Since hundreds of tenants get eviction notices in Durham each month, we posed this question to those who attended the second session of Who Owns Durham. All of the suggested strategies — which ranged from providing better wages to locking in rent to “eat the rich” — were categorized into four themes: landlord accountability, civil justice, rent stabilization, and the improvement of financial well-being. Each theme formed the basis of the small-group discussions.
Change the laws
One group’s discussions on landlord accountability focused on laws that needed to be changed that would:
- incentivize smaller, local landlords to provide affordable units by giving tax credits,
- restrict the number of units for each property owner,
- assess fees and taxes for large, corporate, out-of-state owners,
- refuse to allow corporate owners to buy properties using other names.
Allison Young, a DataWorks summer intern, clearly summarized the group’s discussion of these proposed new laws:
If they are going to come in and are not based in Durham, they should have some financial requirement, e.g., giving money to the community so that some of that money comes to Durham and isn’t drained out to them.
Existing barriers to enact these changes also became evident.
Who are the landlords?
In order to hold landlords accountable, community groups need to know who they are. With the proportion of properties owned by out-of-state corporations increasing in Durham, that has become more challenging.
Cortland Partners, for example, owns six apartment complexes in the Raleigh-Durham metro area and almost 51,000 units nationally. However, none of the properties in this area have been legally filed under the corporate name, but rather as separate LLCs. (Note: Cortland has its main headquarters in Atlanta, Georgia, but also has material sourcing and development offices in London and Shanghai.)
Researching the ownership of apartment buildings and gaining a greater understanding of state regulations related to landlords, are the first steps towards maintaining a balance in corporate and local property ownership and raising awareness for tenants. Community members who are interested in participating in research pods on these topics are encouraged to contact DataWorks at 919.660.7286.

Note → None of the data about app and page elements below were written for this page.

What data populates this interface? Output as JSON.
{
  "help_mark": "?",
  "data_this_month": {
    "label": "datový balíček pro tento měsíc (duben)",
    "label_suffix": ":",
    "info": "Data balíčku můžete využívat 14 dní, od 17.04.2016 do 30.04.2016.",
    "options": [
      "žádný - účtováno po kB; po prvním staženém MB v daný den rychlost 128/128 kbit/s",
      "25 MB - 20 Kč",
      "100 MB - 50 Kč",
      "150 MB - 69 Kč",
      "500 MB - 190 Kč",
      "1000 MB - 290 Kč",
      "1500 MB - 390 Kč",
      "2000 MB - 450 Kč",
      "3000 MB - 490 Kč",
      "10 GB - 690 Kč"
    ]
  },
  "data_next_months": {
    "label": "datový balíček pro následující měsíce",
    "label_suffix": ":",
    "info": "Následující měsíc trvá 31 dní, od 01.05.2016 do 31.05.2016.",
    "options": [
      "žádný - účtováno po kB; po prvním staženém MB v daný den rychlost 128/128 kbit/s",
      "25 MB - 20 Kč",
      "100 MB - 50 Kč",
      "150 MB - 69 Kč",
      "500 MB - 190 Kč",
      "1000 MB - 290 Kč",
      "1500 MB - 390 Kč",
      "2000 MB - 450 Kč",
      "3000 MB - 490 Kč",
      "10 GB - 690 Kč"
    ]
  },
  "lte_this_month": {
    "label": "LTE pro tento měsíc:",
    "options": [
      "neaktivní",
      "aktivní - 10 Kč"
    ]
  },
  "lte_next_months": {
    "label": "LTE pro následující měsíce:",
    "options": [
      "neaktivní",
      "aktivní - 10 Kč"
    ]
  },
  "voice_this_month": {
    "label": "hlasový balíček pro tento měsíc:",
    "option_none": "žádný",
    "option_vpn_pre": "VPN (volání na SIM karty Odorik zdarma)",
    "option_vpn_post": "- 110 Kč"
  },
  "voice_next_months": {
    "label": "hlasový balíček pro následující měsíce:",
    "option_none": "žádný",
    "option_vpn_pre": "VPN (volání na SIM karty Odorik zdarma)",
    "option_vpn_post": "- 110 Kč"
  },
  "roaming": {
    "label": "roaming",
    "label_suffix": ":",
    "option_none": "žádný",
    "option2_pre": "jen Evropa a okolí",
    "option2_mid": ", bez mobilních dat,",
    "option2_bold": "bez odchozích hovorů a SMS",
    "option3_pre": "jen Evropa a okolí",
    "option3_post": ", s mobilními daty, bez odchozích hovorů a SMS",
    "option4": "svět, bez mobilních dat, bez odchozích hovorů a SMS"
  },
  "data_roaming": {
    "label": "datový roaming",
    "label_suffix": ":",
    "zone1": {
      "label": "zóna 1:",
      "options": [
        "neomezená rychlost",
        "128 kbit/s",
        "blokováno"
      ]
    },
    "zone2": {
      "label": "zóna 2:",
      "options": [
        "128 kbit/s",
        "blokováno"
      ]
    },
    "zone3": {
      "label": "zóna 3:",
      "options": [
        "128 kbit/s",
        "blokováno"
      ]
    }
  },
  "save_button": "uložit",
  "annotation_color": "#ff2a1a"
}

This is part one of a four-part series that summarizes key take-aways from the June 25th strategy session of ‘Who Owns Durham.’